What the task asks — Would you write out all of the data exactly as it appears below?

Component data from apps and pages
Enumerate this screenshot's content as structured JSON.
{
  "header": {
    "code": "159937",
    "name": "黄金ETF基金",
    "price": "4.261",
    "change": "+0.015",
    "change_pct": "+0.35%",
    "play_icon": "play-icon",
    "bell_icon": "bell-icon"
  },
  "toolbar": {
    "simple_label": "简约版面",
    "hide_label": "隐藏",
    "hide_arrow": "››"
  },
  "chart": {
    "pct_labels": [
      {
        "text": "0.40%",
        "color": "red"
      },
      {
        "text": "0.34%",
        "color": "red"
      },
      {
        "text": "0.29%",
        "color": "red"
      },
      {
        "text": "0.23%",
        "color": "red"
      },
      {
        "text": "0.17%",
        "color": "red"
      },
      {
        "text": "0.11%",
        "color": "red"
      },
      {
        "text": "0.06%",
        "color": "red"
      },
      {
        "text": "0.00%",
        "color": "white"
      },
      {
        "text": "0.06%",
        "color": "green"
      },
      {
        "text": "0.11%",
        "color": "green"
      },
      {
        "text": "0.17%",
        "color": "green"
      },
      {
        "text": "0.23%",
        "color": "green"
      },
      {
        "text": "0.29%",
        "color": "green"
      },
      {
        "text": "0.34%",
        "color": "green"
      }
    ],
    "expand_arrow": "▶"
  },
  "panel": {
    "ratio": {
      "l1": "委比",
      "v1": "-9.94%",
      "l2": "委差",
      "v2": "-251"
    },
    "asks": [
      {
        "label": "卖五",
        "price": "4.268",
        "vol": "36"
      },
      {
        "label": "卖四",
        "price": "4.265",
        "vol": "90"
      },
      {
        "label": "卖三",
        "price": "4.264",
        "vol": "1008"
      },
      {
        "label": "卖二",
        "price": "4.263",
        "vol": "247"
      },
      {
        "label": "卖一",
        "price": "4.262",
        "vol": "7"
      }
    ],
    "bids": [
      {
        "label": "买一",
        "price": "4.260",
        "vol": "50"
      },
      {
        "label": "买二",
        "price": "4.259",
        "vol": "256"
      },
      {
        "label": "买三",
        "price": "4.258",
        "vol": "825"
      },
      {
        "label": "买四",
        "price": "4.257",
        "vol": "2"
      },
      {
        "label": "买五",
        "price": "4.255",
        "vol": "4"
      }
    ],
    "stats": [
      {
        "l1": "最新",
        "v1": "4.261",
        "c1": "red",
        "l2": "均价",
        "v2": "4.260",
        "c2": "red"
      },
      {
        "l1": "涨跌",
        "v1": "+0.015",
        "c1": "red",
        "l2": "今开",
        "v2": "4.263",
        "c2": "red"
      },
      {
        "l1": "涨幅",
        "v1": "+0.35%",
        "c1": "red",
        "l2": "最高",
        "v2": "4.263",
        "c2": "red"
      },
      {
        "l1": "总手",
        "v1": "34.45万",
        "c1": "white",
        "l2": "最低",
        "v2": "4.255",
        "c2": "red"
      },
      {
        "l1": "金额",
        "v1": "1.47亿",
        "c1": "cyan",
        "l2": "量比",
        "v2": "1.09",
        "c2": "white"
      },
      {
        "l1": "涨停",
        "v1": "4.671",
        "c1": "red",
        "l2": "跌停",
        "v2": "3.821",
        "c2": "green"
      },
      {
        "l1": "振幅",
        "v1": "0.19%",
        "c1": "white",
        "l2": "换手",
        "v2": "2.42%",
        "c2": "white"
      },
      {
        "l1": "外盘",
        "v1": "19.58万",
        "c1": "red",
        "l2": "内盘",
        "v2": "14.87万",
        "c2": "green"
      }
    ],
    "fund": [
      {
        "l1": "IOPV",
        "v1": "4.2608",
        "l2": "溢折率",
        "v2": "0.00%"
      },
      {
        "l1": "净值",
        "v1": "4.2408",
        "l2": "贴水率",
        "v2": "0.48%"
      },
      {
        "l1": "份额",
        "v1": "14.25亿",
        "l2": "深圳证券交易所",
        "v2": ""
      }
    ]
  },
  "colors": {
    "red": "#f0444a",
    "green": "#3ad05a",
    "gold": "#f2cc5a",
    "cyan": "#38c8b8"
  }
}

Task output —
Enumerate this screenshot's content as structured JSON.
{
  "header": {
    "code": "159937",
    "name": "黄金ETF基金",
    "price": "4.261",
    "change": "+0.015",
    "change_pct": "+0.35%",
    "play_icon": "play-icon",
    "bell_icon": "bell-icon"
  },
  "toolbar": {
    "simple_label": "简约版面",
    "hide_label": "隐藏",
    "hide_arrow": "››"
  },
  "chart": {
    "pct_labels": [
      {
        "text": "0.40%",
        "color": "red"
      },
      {
        "text": "0.34%",
        "color": "red"
      },
      {
        "text": "0.29%",
        "color": "red"
      },
      {
        "text": "0.23%",
        "color": "red"
      },
      {
        "text": "0.17%",
        "color": "red"
      },
      {
        "text": "0.11%",
        "color": "red"
      },
      {
        "text": "0.06%",
        "color": "red"
      },
      {
        "text": "0.00%",
        "color": "white"
      },
      {
        "text": "0.06%",
        "color": "green"
      },
      {
        "text": "0.11%",
        "color": "green"
      },
      {
        "text": "0.17%",
        "color": "green"
      },
      {
        "text": "0.23%",
        "color": "green"
      },
      {
        "text": "0.29%",
        "color": "green"
      },
      {
        "text": "0.34%",
        "color": "green"
      }
    ],
    "expand_arrow": "▶"
  },
  "panel": {
    "ratio": {
      "l1": "委比",
      "v1": "-9.94%",
      "l2": "委差",
      "v2": "-251"
    },
    "asks": [
      {
        "label": "卖五",
        "price": "4.268",
        "vol": "36"
      },
      {
        "label": "卖四",
        "price": "4.265",
        "vol": "90"
      },
      {
        "label": "卖三",
        "price": "4.264",
        "vol": "1008"
      },
      {
        "label": "卖二",
        "price": "4.263",
        "vol": "247"
      },
      {
        "label": "卖一",
        "price": "4.262",
        "vol": "7"
      }
    ],
    "bids": [
      {
        "label": "买一",
        "price": "4.260",
        "vol": "50"
      },
      {
        "label": "买二",
        "price": "4.259",
        "vol": "256"
      },
      {
        "label": "买三",
        "price": "4.258",
        "vol": "825"
      },
      {
        "label": "买四",
        "price": "4.257",
        "vol": "2"
      },
      {
        "label": "买五",
        "price": "4.255",
        "vol": "4"
      }
    ],
    "stats": [
      {
        "l1": "最新",
        "v1": "4.261",
        "c1": "red",
        "l2": "均价",
        "v2": "4.260",
        "c2": "red"
      },
      {
        "l1": "涨跌",
        "v1": "+0.015",
        "c1": "red",
        "l2": "今开",
        "v2": "4.263",
        "c2": "red"
      },
      {
        "l1": "涨幅",
        "v1": "+0.35%",
        "c1": "red",
        "l2": "最高",
        "v2": "4.263",
        "c2": "red"
      },
      {
        "l1": "总手",
        "v1": "34.45万",
        "c1": "white",
        "l2": "最低",
        "v2": "4.255",
        "c2": "red"
      },
      {
        "l1": "金额",
        "v1": "1.47亿",
        "c1": "cyan",
        "l2": "量比",
        "v2": "1.09",
        "c2": "white"
      },
      {
        "l1": "涨停",
        "v1": "4.671",
        "c1": "red",
        "l2": "跌停",
        "v2": "3.821",
        "c2": "green"
      },
      {
        "l1": "振幅",
        "v1": "0.19%",
        "c1": "white",
        "l2": "换手",
        "v2": "2.42%",
        "c2": "white"
      },
      {
        "l1": "外盘",
        "v1": "19.58万",
        "c1": "red",
        "l2": "内盘",
        "v2": "14.87万",
        "c2": "green"
      }
    ],
    "fund": [
      {
        "l1": "IOPV",
        "v1": "4.2608",
        "l2": "溢折率",
        "v2": "0.00%"
      },
      {
        "l1": "净值",
        "v1": "4.2408",
        "l2": "贴水率",
        "v2": "0.48%"
      },
      {
        "l1": "份额",
        "v1": "14.25亿",
        "l2": "深圳证券交易所",
        "v2": ""
      }
    ]
  },
  "colors": {
    "red": "#f0444a",
    "green": "#3ad05a",
    "gold": "#f2cc5a",
    "cyan": "#38c8b8"
  }
}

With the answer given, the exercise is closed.